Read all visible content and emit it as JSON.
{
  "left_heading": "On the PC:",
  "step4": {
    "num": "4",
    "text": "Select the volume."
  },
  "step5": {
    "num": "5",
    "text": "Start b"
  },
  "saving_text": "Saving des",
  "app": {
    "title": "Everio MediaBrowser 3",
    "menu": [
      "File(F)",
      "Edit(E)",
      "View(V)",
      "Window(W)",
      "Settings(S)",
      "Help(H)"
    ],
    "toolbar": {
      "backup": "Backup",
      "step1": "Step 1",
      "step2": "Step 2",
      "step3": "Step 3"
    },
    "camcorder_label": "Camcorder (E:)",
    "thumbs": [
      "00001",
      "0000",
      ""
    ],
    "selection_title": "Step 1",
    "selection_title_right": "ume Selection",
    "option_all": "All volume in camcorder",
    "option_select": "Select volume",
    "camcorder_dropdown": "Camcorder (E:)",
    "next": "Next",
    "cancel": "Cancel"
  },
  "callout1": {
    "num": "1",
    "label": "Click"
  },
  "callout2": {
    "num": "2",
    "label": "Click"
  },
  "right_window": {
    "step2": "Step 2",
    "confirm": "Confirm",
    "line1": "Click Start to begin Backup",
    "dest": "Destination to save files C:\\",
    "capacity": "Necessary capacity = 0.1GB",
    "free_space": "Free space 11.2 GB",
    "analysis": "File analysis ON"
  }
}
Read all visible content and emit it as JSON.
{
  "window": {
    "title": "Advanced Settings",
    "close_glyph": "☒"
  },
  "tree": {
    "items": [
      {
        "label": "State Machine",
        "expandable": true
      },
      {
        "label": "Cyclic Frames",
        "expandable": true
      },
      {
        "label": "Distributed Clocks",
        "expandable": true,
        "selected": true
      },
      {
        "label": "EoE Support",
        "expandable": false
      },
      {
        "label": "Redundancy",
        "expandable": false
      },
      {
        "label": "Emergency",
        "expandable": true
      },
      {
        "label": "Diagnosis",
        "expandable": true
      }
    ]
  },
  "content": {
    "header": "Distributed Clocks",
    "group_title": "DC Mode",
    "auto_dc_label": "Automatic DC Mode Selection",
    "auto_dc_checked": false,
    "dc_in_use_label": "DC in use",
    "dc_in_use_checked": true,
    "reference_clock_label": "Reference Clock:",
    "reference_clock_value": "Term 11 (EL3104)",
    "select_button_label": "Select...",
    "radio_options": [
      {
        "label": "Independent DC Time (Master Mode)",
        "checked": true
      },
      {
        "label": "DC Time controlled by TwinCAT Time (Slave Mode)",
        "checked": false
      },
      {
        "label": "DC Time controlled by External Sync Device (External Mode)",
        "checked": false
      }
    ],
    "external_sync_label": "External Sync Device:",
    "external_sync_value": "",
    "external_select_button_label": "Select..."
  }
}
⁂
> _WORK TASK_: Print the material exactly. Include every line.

> _TASK SOLUTION_:
Read all visible content and emit it as JSON.
{
  "left_heading": "On the PC:",
  "step4": {
    "num": "4",
    "text": "Select the volume."
  },
  "step5": {
    "num": "5",
    "text": "Start b"
  },
  "saving_text": "Saving des",
  "app": {
    "title": "Everio MediaBrowser 3",
    "menu": [
      "File(F)",
      "Edit(E)",
      "View(V)",
      "Window(W)",
      "Settings(S)",
      "Help(H)"
    ],
    "toolbar": {
      "backup": "Backup",
      "step1": "Step 1",
      "step2": "Step 2",
      "step3": "Step 3"
    },
    "camcorder_label": "Camcorder (E:)",
    "thumbs": [
      "00001",
      "0000",
      ""
    ],
    "selection_title": "Step 1",
    "selection_title_right": "ume Selection",
    "option_all": "All volume in camcorder",
    "option_select": "Select volume",
    "camcorder_dropdown": "Camcorder (E:)",
    "next": "Next",
    "cancel": "Cancel"
  },
  "callout1": {
    "num": "1",
    "label": "Click"
  },
  "callout2": {
    "num": "2",
    "label": "Click"
  },
  "right_window": {
    "step2": "Step 2",
    "confirm": "Confirm",
    "line1": "Click Start to begin Backup",
    "dest": "Destination to save files C:\\",
    "capacity": "Necessary capacity = 0.1GB",
    "free_space": "Free space 11.2 GB",
    "analysis": "File analysis ON"
  }
}
Read all visible content and emit it as JSON.
{
  "window": {
    "title": "Advanced Settings",
    "close_glyph": "☒"
  },
  "tree": {
    "items": [
      {
        "label": "State Machine",
        "expandable": true
      },
      {
        "label": "Cyclic Frames",
        "expandable": true
      },
      {
        "label": "Distributed Clocks",
        "expandable": true,
        "selected": true
      },
      {
        "label": "EoE Support",
        "expandable": false
      },
      {
        "label": "Redundancy",
        "expandable": false
      },
      {
        "label": "Emergency",
        "expandable": true
      },
      {
        "label": "Diagnosis",
        "expandable": true
      }
    ]
  },
  "content": {
    "header": "Distributed Clocks",
    "group_title": "DC Mode",
    "auto_dc_label": "Automatic DC Mode Selection",
    "auto_dc_checked": false,
    "dc_in_use_label": "DC in use",
    "dc_in_use_checked": true,
    "reference_clock_label": "Reference Clock:",
    "reference_clock_value": "Term 11 (EL3104)",
    "select_button_label": "Select...",
    "radio_options": [
      {
        "label": "Independent DC Time (Master Mode)",
        "checked": true
      },
      {
        "label": "DC Time controlled by TwinCAT Time (Slave Mode)",
        "checked": false
      },
      {
        "label": "DC Time controlled by External Sync Device (External Mode)",
        "checked": false
      }
    ],
    "external_sync_label": "External Sync Device:",
    "external_sync_value": "",
    "external_select_button_label": "Select..."
  }
}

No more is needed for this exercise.